One of the worst affected properties was Yammacoona, located directly below the weir, and owned by Thomas Barnes since 1970. Barnes was a retired UK and Victorian police officer who had settled in the town some time before. He was known as a man of feisty temperament with little patience for the slow-turning wheels of government bureaucracy, and a flair for publicity.
In an attempt to gain public sympathy Barnes and around thirty other farmers decided to declare war on the state of Victoria. Signed on 19 December 1978, the Declaration was served with due pomp to a bemused Governor in Melbourne on 16 January 1979, before banks of television cameras. Some legal scuffling between Barnes and the SRWSC followed in the Victorian court system, during which minor points were won and lost on both sides, after which a government offer of loans - but not the desired compensation - was rejected by the farmer group.
Barnes meanwhile had become aware of the Hutt River Province, and seeking to emulate "Prince Leonard" took legal advice and then declared the unilateral secession of his property from the State of Victoria on 23 July 1979. He appointed himself "Governor" of the newly created Independent State of Rainbow Creek, and together with "Minister for Information" George Downing, swore allegiance to Queen Elizabeth II of the United Kingdom as his Head of State. His secession document was lodged with the Victorian Governor, the Governor-General of Australia, Buckingham Palace and the International Court of Justice in The Hague.
Public attention was again focused on Cowwarr, and the existence of the State of Rainbow Creek ensured that Barnes remained a thorn in the side of the SRWSC and the Victorian Government for a number of years, as he issued passports, stamps, banknotes and other printed material to promote the cause of his farming community.
Ill health eventually forced Barnes to retire to Queensland in the mid 1980s, from where he has since published several books of local history and poetry.

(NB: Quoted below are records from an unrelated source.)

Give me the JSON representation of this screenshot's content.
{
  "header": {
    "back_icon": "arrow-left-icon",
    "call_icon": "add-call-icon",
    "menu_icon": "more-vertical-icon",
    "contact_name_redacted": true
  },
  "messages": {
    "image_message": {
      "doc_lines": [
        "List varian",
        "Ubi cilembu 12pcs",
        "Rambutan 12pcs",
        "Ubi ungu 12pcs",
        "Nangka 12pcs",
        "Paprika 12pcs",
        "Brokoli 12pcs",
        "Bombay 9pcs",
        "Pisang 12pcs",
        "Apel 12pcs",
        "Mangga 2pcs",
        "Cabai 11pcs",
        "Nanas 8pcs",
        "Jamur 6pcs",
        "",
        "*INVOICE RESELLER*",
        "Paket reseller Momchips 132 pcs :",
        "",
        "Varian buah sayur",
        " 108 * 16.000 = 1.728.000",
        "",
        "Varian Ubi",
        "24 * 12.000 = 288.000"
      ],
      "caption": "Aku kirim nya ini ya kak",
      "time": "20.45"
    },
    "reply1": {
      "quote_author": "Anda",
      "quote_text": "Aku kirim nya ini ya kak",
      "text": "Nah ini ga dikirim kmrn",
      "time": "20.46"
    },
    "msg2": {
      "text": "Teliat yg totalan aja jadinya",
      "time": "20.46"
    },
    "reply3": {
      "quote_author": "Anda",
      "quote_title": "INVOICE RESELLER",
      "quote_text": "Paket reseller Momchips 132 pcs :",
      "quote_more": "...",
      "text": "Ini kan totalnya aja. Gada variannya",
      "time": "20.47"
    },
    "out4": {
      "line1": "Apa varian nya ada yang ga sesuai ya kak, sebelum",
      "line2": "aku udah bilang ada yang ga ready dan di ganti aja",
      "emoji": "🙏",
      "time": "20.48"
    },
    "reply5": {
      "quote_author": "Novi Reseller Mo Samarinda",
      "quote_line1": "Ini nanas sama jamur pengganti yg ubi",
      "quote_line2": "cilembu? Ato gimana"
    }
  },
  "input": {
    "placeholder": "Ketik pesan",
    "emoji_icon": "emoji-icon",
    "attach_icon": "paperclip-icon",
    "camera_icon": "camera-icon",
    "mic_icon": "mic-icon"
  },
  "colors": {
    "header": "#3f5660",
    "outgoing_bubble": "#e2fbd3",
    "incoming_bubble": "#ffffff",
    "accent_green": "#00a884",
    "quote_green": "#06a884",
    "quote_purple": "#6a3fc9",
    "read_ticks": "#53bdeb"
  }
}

The issues that led to the Rainbow Creek secession remain unresolved.
- "If at first you don't secede...", by Mark Dapin, The Sydney Morning Herald - Good Weekend, 12 February 2005, pp 47–50
- Local Stamps of Australia by Bill Hornadge, pub Review Publications, Dubbo, NSW, 1st ed. 1982